◆ **Task prompt**:
Return all the data, word for word.

======

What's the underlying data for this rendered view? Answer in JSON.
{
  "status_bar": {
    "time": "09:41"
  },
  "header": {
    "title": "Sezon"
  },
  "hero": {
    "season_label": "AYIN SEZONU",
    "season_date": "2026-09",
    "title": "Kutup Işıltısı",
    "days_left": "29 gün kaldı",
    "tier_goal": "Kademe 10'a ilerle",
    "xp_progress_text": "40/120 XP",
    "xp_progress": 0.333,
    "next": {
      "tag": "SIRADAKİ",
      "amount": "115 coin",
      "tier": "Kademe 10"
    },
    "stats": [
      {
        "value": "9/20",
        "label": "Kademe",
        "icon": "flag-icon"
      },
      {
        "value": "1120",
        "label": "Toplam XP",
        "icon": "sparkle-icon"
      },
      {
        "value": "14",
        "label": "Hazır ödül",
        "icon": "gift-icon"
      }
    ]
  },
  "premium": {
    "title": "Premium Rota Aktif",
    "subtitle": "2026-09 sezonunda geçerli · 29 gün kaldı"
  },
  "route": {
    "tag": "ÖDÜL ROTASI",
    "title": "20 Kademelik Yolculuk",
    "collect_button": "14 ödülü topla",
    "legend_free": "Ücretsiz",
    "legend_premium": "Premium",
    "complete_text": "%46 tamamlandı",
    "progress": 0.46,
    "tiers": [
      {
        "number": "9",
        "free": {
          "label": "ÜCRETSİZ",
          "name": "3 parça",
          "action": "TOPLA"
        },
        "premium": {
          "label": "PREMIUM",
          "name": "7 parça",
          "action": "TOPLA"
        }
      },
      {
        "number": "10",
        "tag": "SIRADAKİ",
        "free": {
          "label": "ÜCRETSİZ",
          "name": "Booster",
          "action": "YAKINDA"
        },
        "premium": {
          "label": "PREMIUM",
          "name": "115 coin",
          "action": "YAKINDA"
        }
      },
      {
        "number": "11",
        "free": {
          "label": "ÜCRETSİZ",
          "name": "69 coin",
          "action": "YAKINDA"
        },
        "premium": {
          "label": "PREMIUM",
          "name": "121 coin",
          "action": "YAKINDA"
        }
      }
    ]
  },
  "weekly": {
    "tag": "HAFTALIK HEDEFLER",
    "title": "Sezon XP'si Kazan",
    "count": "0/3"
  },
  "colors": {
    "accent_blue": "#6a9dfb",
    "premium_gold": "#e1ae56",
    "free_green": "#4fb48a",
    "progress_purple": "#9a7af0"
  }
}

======

◆ **Task answer**:
What's the underlying data for this rendered view? Answer in JSON.
{
  "status_bar": {
    "time": "09:41"
  },
  "header": {
    "title": "Sezon"
  },
  "hero": {
    "season_label": "AYIN SEZONU",
    "season_date": "2026-09",
    "title": "Kutup Işıltısı",
    "days_left": "29 gün kaldı",
    "tier_goal": "Kademe 10'a ilerle",
    "xp_progress_text": "40/120 XP",
    "xp_progress": 0.333,
    "next": {
      "tag": "SIRADAKİ",
      "amount": "115 coin",
      "tier": "Kademe 10"
    },
    "stats": [
      {
        "value": "9/20",
        "label": "Kademe",
        "icon": "flag-icon"
      },
      {
        "value": "1120",
        "label": "Toplam XP",
        "icon": "sparkle-icon"
      },
      {
        "value": "14",
        "label": "Hazır ödül",
        "icon": "gift-icon"
      }
    ]
  },
  "premium": {
    "title": "Premium Rota Aktif",
    "subtitle": "2026-09 sezonunda geçerli · 29 gün kaldı"
  },
  "route": {
    "tag": "ÖDÜL ROTASI",
    "title": "20 Kademelik Yolculuk",
    "collect_button": "14 ödülü topla",
    "legend_free": "Ücretsiz",
    "legend_premium": "Premium",
    "complete_text": "%46 tamamlandı",
    "progress": 0.46,
    "tiers": [
      {
        "number": "9",
        "free": {
          "label": "ÜCRETSİZ",
          "name": "3 parça",
          "action": "TOPLA"
        },
        "premium": {
          "label": "PREMIUM",
          "name": "7 parça",
          "action": "TOPLA"
        }
      },
      {
        "number": "10",
        "tag": "SIRADAKİ",
        "free": {
          "label": "ÜCRETSİZ",
          "name": "Booster",
          "action": "YAKINDA"
        },
        "premium": {
          "label": "PREMIUM",
          "name": "115 coin",
          "action": "YAKINDA"
        }
      },
      {
        "number": "11",
        "free": {
          "label": "ÜCRETSİZ",
          "name": "69 coin",
          "action": "YAKINDA"
        },
        "premium": {
          "label": "PREMIUM",
          "name": "121 coin",
          "action": "YAKINDA"
        }
      }
    ]
  },
  "weekly": {
    "tag": "HAFTALIK HEDEFLER",
    "title": "Sezon XP'si Kazan",
    "count": "0/3"
  },
  "colors": {
    "accent_blue": "#6a9dfb",
    "premium_gold": "#e1ae56",
    "free_green": "#4fb48a",
    "progress_purple": "#9a7af0"
  }
}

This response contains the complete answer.